- [Required work]: Restate the whole of the data below word for word, skipping the images.

▬▬▬

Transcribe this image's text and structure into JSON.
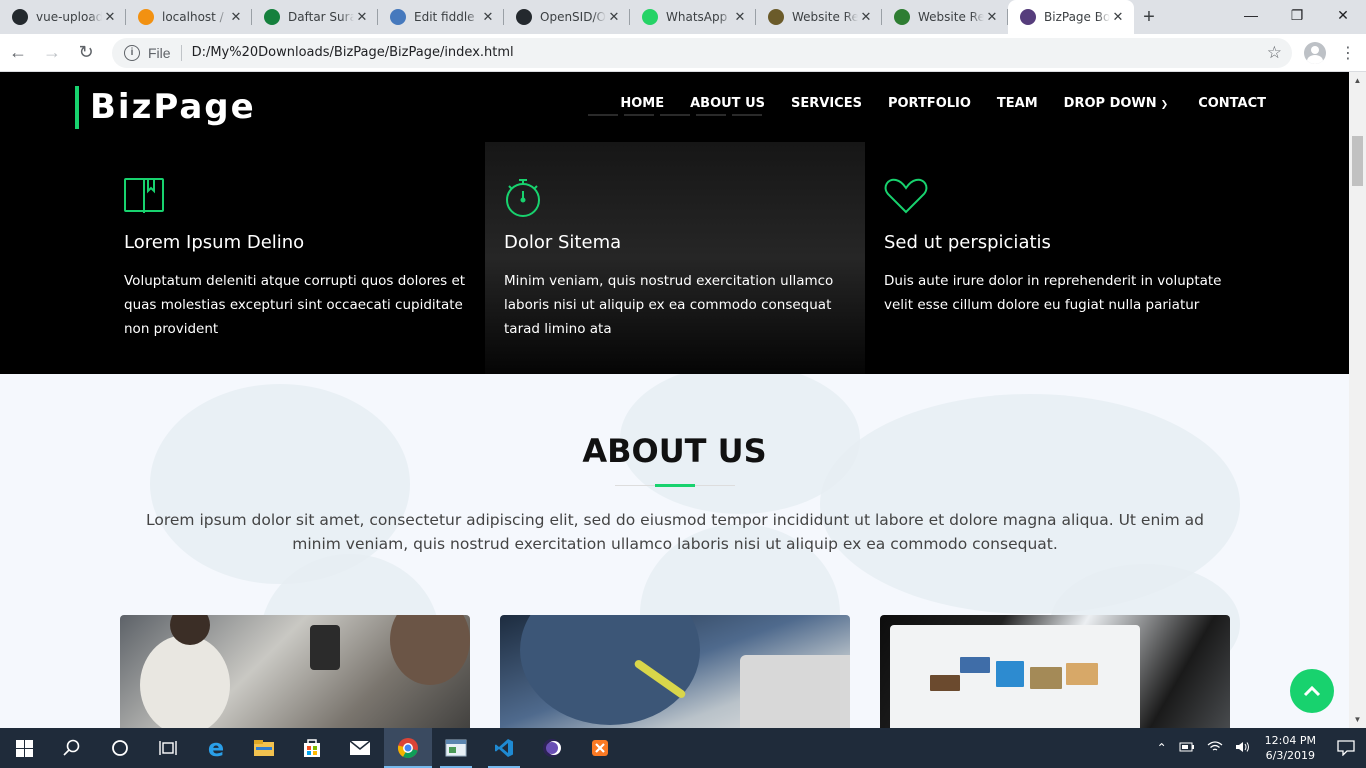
{
  "browser": {
    "tabs": [
      {
        "title": "vue-upload",
        "favicon": "github-icon",
        "color": "#24292e",
        "active": false
      },
      {
        "title": "localhost /",
        "favicon": "phpmyadmin-icon",
        "color": "#f29111",
        "active": false
      },
      {
        "title": "Daftar Surat",
        "favicon": "mountain-icon",
        "color": "#15803d",
        "active": false
      },
      {
        "title": "Edit fiddle",
        "favicon": "jsfiddle-cloud-icon",
        "color": "#4679bd",
        "active": false
      },
      {
        "title": "OpenSID/O",
        "favicon": "github-icon",
        "color": "#24292e",
        "active": false
      },
      {
        "title": "WhatsApp",
        "favicon": "whatsapp-icon",
        "color": "#25d366",
        "active": false
      },
      {
        "title": "Website Re",
        "favicon": "emblem-icon",
        "color": "#6b5b2a",
        "active": false
      },
      {
        "title": "Website Re",
        "favicon": "shield-icon",
        "color": "#2e7d32",
        "active": false
      },
      {
        "title": "BizPage Bo",
        "favicon": "bootstrap-icon",
        "color": "#563d7c",
        "active": true
      }
    ],
    "new_tab": "+",
    "scheme": "File",
    "url": "D:/My%20Downloads/BizPage/BizPage/index.html"
  },
  "site": {
    "logo": "BizPage",
    "accent": "#18d26e",
    "nav": [
      "HOME",
      "ABOUT US",
      "SERVICES",
      "PORTFOLIO",
      "TEAM",
      "DROP DOWN",
      "CONTACT"
    ],
    "features": [
      {
        "icon": "book-icon",
        "title": "Lorem Ipsum Delino",
        "text": "Voluptatum deleniti atque corrupti quos dolores et quas molestias excepturi sint occaecati cupiditate non provident"
      },
      {
        "icon": "stopwatch-icon",
        "title": "Dolor Sitema",
        "text": "Minim veniam, quis nostrud exercitation ullamco laboris nisi ut aliquip ex ea commodo consequat tarad limino ata"
      },
      {
        "icon": "heart-icon",
        "title": "Sed ut perspiciatis",
        "text": "Duis aute irure dolor in reprehenderit in voluptate velit esse cillum dolore eu fugiat nulla pariatur"
      }
    ],
    "about": {
      "title": "ABOUT US",
      "lead": "Lorem ipsum dolor sit amet, consectetur adipiscing elit, sed do eiusmod tempor incididunt ut labore et dolore magna aliqua. Ut enim ad minim veniam, quis nostrud exercitation ullamco laboris nisi ut aliquip ex ea commodo consequat."
    }
  },
  "taskbar": {
    "apps": [
      "start-icon",
      "search-icon",
      "cortana-icon",
      "task-view-icon",
      "edge-icon",
      "file-explorer-icon",
      "store-icon",
      "mail-icon",
      "chrome-icon",
      "app-window-icon",
      "vscode-icon",
      "eclipse-icon",
      "xampp-icon"
    ],
    "time": "12:04 PM",
    "date": "6/3/2019"
  }
}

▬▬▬

- [Your solution]:
Transcribe this image's text and structure into JSON.
{
  "browser": {
    "tabs": [
      {
        "title": "vue-upload",
        "favicon": "github-icon",
        "color": "#24292e",
        "active": false
      },
      {
        "title": "localhost /",
        "favicon": "phpmyadmin-icon",
        "color": "#f29111",
        "active": false
      },
      {
        "title": "Daftar Surat",
        "favicon": "mountain-icon",
        "color": "#15803d",
        "active": false
      },
      {
        "title": "Edit fiddle",
        "favicon": "jsfiddle-cloud-icon",
        "color": "#4679bd",
        "active": false
      },
      {
        "title": "OpenSID/O",
        "favicon": "github-icon",
        "color": "#24292e",
        "active": false
      },
      {
        "title": "WhatsApp",
        "favicon": "whatsapp-icon",
        "color": "#25d366",
        "active": false
      },
      {
        "title": "Website Re",
        "favicon": "emblem-icon",
        "color": "#6b5b2a",
        "active": false
      },
      {
        "title": "Website Re",
        "favicon": "shield-icon",
        "color": "#2e7d32",
        "active": false
      },
      {
        "title": "BizPage Bo",
        "favicon": "bootstrap-icon",
        "color": "#563d7c",
        "active": true
      }
    ],
    "new_tab": "+",
    "scheme": "File",
    "url": "D:/My%20Downloads/BizPage/BizPage/index.html"
  },
  "site": {
    "logo": "BizPage",
    "accent": "#18d26e",
    "nav": [
      "HOME",
      "ABOUT US",
      "SERVICES",
      "PORTFOLIO",
      "TEAM",
      "DROP DOWN",
      "CONTACT"
    ],
    "features": [
      {
        "icon": "book-icon",
        "title": "Lorem Ipsum Delino",
        "text": "Voluptatum deleniti atque corrupti quos dolores et quas molestias excepturi sint occaecati cupiditate non provident"
      },
      {
        "icon": "stopwatch-icon",
        "title": "Dolor Sitema",
        "text": "Minim veniam, quis nostrud exercitation ullamco laboris nisi ut aliquip ex ea commodo consequat tarad limino ata"
      },
      {
        "icon": "heart-icon",
        "title": "Sed ut perspiciatis",
        "text": "Duis aute irure dolor in reprehenderit in voluptate velit esse cillum dolore eu fugiat nulla pariatur"
      }
    ],
    "about": {
      "title": "ABOUT US",
      "lead": "Lorem ipsum dolor sit amet, consectetur adipiscing elit, sed do eiusmod tempor incididunt ut labore et dolore magna aliqua. Ut enim ad minim veniam, quis nostrud exercitation ullamco laboris nisi ut aliquip ex ea commodo consequat."
    }
  },
  "taskbar": {
    "apps": [
      "start-icon",
      "search-icon",
      "cortana-icon",
      "task-view-icon",
      "edge-icon",
      "file-explorer-icon",
      "store-icon",
      "mail-icon",
      "chrome-icon",
      "app-window-icon",
      "vscode-icon",
      "eclipse-icon",
      "xampp-icon"
    ],
    "time": "12:04 PM",
    "date": "6/3/2019"
  }
}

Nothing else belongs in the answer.